Your objective = Go over the material below and report every line that contains the word "toán".

--- Available records Enclosed Below ---

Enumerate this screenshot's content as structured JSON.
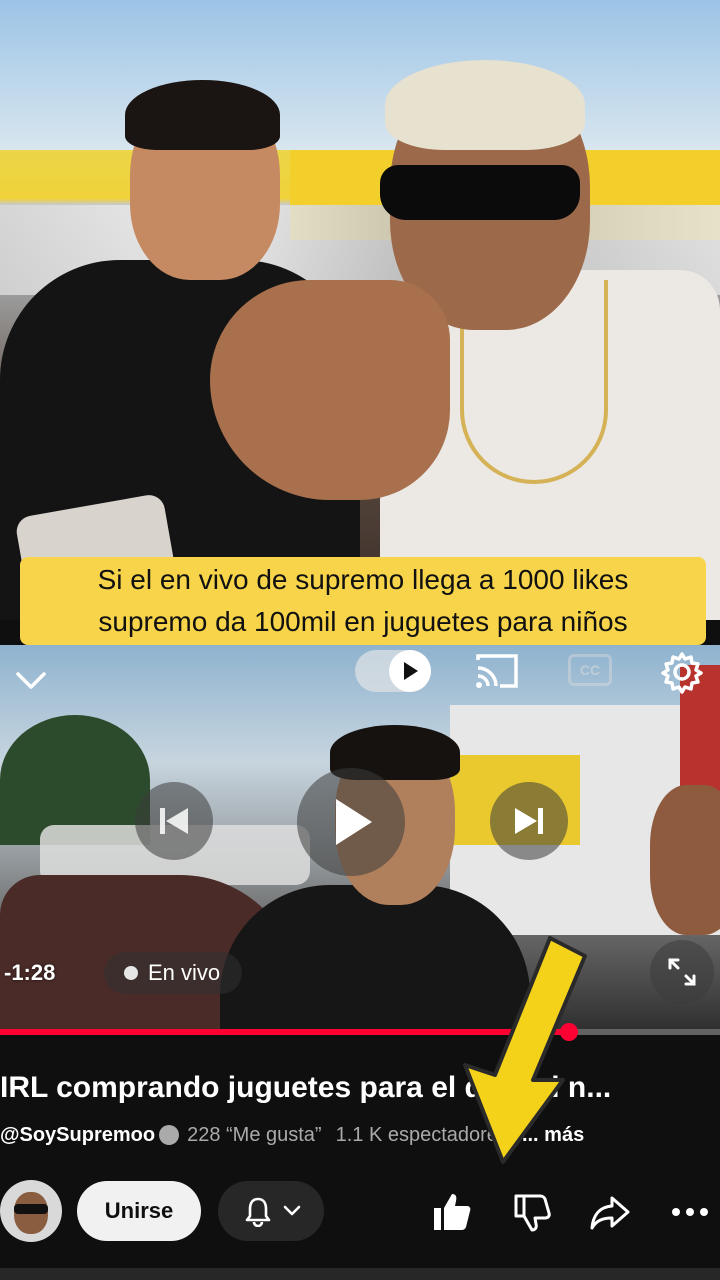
{
  "caption": {
    "line1": "Si el en vivo de supremo llega a 1000 likes",
    "line2": "supremo da 100mil en juguetes para niños"
  },
  "player": {
    "time": "-1:28",
    "live_label": "En vivo",
    "progress": 0.79,
    "cc_label": "CC"
  },
  "video": {
    "title": "IRL comprando juguetes para el día del n...",
    "channel": "@SoySupremoo",
    "likes": "228 “Me gusta”",
    "viewers": "1.1 K espectadores",
    "more": "... más"
  },
  "actions": {
    "join_label": "Unirse"
  },
  "colors": {
    "caption_bg": "#f7d449",
    "progress": "#ff0033",
    "arrow": "#f5d21a"
  }
}
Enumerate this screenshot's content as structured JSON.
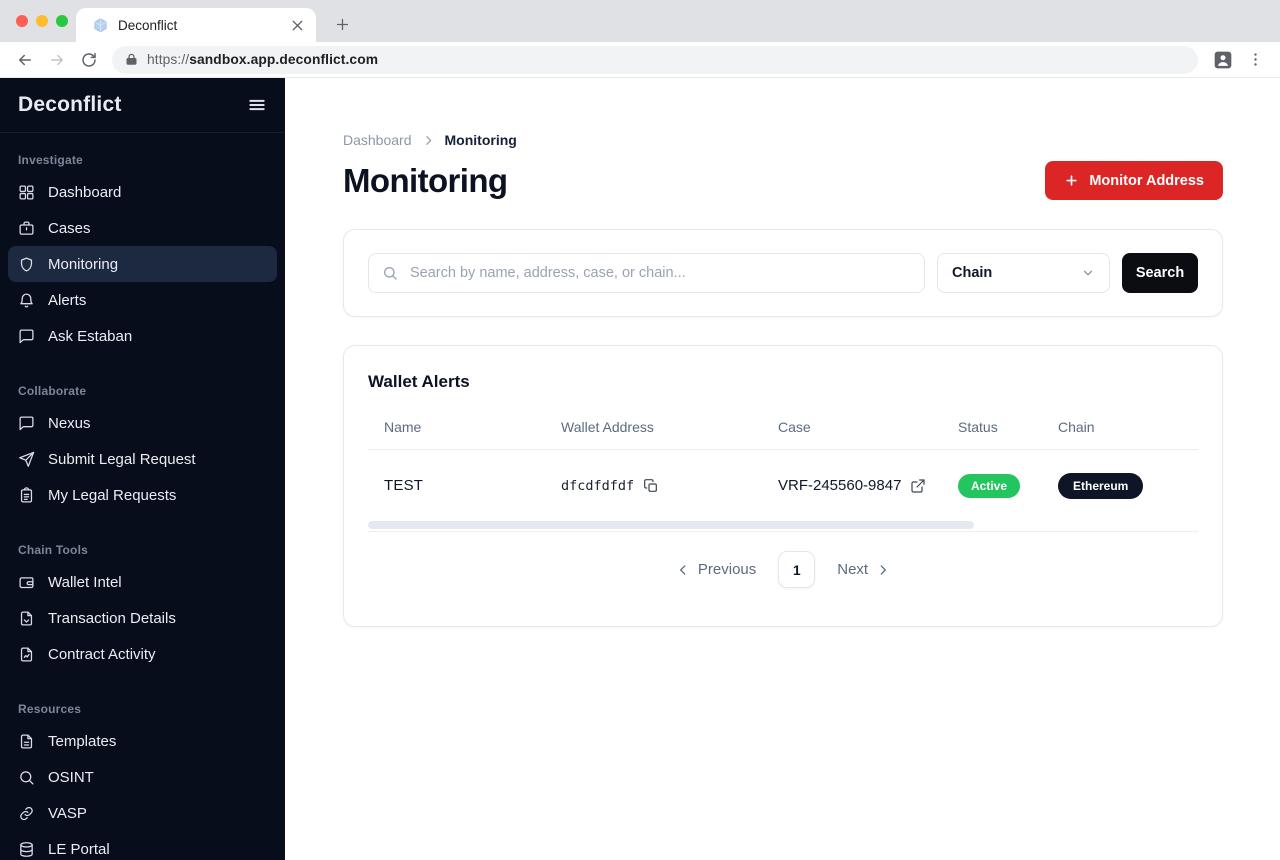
{
  "colors": {
    "accent_red": "#dc2626",
    "status_green": "#22c55e",
    "badge_dark": "#0d1526",
    "sidebar_bg": "#070d1b"
  },
  "browser": {
    "tab_title": "Deconflict",
    "url_scheme": "https://",
    "url_domain": "sandbox.app.deconflict.com"
  },
  "sidebar": {
    "logo": "Deconflict",
    "sections": [
      {
        "label": "Investigate",
        "items": [
          {
            "label": "Dashboard",
            "icon": "grid-icon",
            "active": false
          },
          {
            "label": "Cases",
            "icon": "briefcase-icon",
            "active": false
          },
          {
            "label": "Monitoring",
            "icon": "shield-icon",
            "active": true
          },
          {
            "label": "Alerts",
            "icon": "bell-icon",
            "active": false
          },
          {
            "label": "Ask Estaban",
            "icon": "chat-icon",
            "active": false
          }
        ]
      },
      {
        "label": "Collaborate",
        "items": [
          {
            "label": "Nexus",
            "icon": "chat-icon",
            "active": false
          },
          {
            "label": "Submit Legal Request",
            "icon": "send-icon",
            "active": false
          },
          {
            "label": "My Legal Requests",
            "icon": "clipboard-icon",
            "active": false
          }
        ]
      },
      {
        "label": "Chain Tools",
        "items": [
          {
            "label": "Wallet Intel",
            "icon": "wallet-icon",
            "active": false
          },
          {
            "label": "Transaction Details",
            "icon": "file-arrow-icon",
            "active": false
          },
          {
            "label": "Contract Activity",
            "icon": "file-chart-icon",
            "active": false
          }
        ]
      },
      {
        "label": "Resources",
        "items": [
          {
            "label": "Templates",
            "icon": "file-text-icon",
            "active": false
          },
          {
            "label": "OSINT",
            "icon": "search-icon",
            "active": false
          },
          {
            "label": "VASP",
            "icon": "link-icon",
            "active": false
          },
          {
            "label": "LE Portal",
            "icon": "database-icon",
            "active": false
          }
        ]
      }
    ]
  },
  "breadcrumb": {
    "parent": "Dashboard",
    "current": "Monitoring"
  },
  "page": {
    "title": "Monitoring",
    "monitor_button": "Monitor Address"
  },
  "search": {
    "placeholder": "Search by name, address, case, or chain...",
    "chain_filter": "Chain",
    "button": "Search"
  },
  "wallet_alerts": {
    "title": "Wallet Alerts",
    "columns": [
      "Name",
      "Wallet Address",
      "Case",
      "Status",
      "Chain"
    ],
    "rows": [
      {
        "name": "TEST",
        "address": "dfcdfdfdf",
        "case": "VRF-245560-9847",
        "status": "Active",
        "chain": "Ethereum"
      }
    ],
    "pagination": {
      "previous": "Previous",
      "page": "1",
      "next": "Next"
    }
  }
}
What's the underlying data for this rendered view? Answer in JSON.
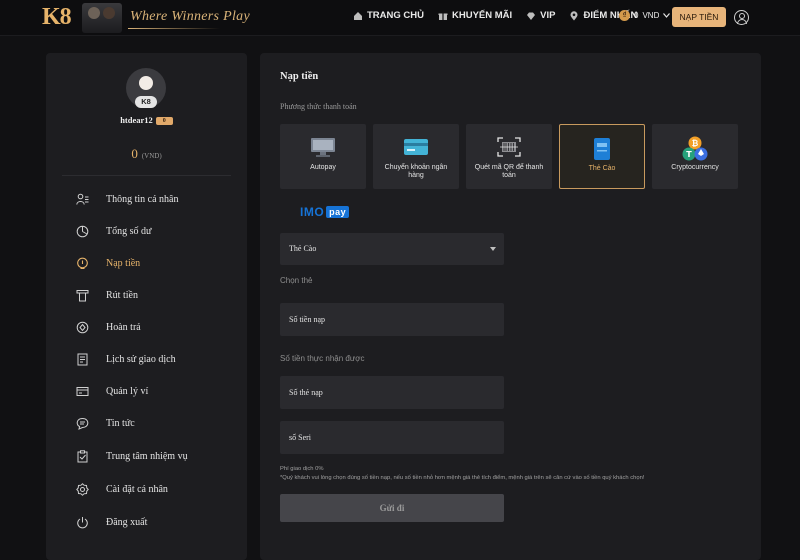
{
  "header": {
    "logo": "K8",
    "tagline": "Where Winners Play",
    "nav": [
      {
        "label": "TRANG CHỦ",
        "icon": "home-icon"
      },
      {
        "label": "KHUYẾN MÃI",
        "icon": "gift-icon"
      },
      {
        "label": "VIP",
        "icon": "diamond-icon"
      },
      {
        "label": "ĐIỂM NHẤN",
        "icon": "location-icon"
      }
    ],
    "balance": {
      "amount": "0",
      "currency": "VND"
    },
    "deposit_button": "NẠP TIỀN"
  },
  "sidebar": {
    "avatar_badge": "K8",
    "username": "htdear12",
    "vip_badge": "0",
    "balance": {
      "amount": "0",
      "currency": "(VND)"
    },
    "items": [
      {
        "label": "Thông tin cá nhân",
        "icon": "profile-icon",
        "active": false
      },
      {
        "label": "Tổng số dư",
        "icon": "balance-icon",
        "active": false
      },
      {
        "label": "Nạp tiền",
        "icon": "deposit-icon",
        "active": true
      },
      {
        "label": "Rút tiền",
        "icon": "withdraw-icon",
        "active": false
      },
      {
        "label": "Hoàn trả",
        "icon": "rebate-icon",
        "active": false
      },
      {
        "label": "Lịch sử giao dịch",
        "icon": "history-icon",
        "active": false
      },
      {
        "label": "Quản lý ví",
        "icon": "wallet-icon",
        "active": false
      },
      {
        "label": "Tin tức",
        "icon": "news-icon",
        "active": false
      },
      {
        "label": "Trung tâm nhiệm vụ",
        "icon": "mission-icon",
        "active": false
      },
      {
        "label": "Cài đặt cá nhân",
        "icon": "settings-icon",
        "active": false
      },
      {
        "label": "Đăng xuất",
        "icon": "logout-icon",
        "active": false
      }
    ]
  },
  "main": {
    "title": "Nạp tiền",
    "method_label": "Phương thức thanh toán",
    "methods": [
      {
        "label": "Autopay",
        "icon": "monitor-icon",
        "active": false
      },
      {
        "label": "Chuyển khoản ngân hàng",
        "icon": "bank-card-icon",
        "active": false
      },
      {
        "label": "Quét mã QR để thanh toán",
        "icon": "qr-code-icon",
        "active": false
      },
      {
        "label": "Thẻ Cào",
        "icon": "scratch-card-icon",
        "active": true
      },
      {
        "label": "Cryptocurrency",
        "icon": "crypto-icon",
        "active": false
      }
    ],
    "provider": {
      "name": "IMO",
      "suffix": "pay"
    },
    "card_select": "Thẻ Cào",
    "choose_card_label": "Chọn thẻ",
    "amount_placeholder": "Số tiền nạp",
    "received_label": "Số tiền thực nhận được",
    "card_number_placeholder": "Số thẻ nạp",
    "serial_placeholder": "số Seri",
    "fee_note": "Phí giao dịch 0%",
    "warning_note": "*Quý khách vui lòng chọn đúng số tiền nạp, nếu số tiền nhỏ hơn mệnh giá thẻ tích điểm, mệnh giá trên sẽ căn cứ vào số tiền quý khách chọn!",
    "submit_label": "Gửi đi"
  },
  "colors": {
    "accent": "#e6b36a",
    "button": "#e7b47a",
    "panel": "#1d1d20",
    "background": "#111113"
  }
}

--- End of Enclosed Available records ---

Solution to this problem =
    "method_label": "Phương thức thanh toán",
        "label": "Quét mã QR để thanh toán",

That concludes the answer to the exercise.